Exercise goal: Line by line, please look for the word "title" in the following records, then copy each line you find it in.

(Interface dataset entries)
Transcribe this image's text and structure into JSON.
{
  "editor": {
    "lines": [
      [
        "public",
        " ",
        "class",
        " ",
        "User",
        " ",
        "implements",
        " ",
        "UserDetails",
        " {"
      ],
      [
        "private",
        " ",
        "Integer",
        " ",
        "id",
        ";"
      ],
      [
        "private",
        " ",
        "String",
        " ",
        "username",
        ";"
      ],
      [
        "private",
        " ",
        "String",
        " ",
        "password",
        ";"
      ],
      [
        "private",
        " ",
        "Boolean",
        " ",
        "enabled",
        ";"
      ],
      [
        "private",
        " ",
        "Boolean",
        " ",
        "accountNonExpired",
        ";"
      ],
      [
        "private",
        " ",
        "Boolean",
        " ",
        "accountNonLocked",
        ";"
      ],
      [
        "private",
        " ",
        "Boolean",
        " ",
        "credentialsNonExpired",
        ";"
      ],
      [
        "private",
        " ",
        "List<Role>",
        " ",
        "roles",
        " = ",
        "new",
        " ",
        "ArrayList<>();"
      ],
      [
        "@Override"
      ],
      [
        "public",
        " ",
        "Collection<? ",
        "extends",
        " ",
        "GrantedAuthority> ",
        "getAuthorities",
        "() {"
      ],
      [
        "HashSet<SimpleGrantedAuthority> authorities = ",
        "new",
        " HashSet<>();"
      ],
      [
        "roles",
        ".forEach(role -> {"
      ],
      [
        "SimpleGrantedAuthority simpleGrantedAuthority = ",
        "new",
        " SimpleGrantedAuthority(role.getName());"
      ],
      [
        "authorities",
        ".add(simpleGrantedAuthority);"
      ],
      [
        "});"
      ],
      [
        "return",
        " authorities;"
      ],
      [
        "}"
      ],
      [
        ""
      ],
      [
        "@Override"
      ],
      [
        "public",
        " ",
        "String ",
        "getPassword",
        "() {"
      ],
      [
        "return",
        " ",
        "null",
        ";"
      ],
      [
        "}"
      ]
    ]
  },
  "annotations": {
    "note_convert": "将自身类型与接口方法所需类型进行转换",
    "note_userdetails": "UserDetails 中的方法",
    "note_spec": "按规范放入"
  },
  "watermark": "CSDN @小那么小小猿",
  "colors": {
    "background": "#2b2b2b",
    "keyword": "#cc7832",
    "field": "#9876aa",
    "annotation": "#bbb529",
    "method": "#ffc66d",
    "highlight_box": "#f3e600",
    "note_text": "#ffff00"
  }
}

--

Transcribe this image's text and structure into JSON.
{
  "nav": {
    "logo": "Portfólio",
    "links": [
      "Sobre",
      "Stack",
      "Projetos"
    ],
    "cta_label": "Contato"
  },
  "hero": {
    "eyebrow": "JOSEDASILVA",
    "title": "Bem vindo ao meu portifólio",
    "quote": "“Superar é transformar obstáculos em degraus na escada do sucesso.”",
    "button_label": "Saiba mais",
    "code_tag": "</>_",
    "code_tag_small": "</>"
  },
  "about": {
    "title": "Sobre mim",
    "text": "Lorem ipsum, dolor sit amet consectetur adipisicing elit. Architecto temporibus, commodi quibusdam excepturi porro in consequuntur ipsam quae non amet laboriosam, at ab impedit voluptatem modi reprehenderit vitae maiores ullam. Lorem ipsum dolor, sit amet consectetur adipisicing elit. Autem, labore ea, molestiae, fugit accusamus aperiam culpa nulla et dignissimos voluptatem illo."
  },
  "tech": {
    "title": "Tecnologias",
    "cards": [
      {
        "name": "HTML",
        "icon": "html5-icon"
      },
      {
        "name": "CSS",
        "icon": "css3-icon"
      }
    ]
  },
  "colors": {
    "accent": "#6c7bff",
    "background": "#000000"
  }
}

Written answer:
    "title": "Bem vindo ao meu portifólio",
    "title": "Sobre mim",
    "title": "Tecnologias",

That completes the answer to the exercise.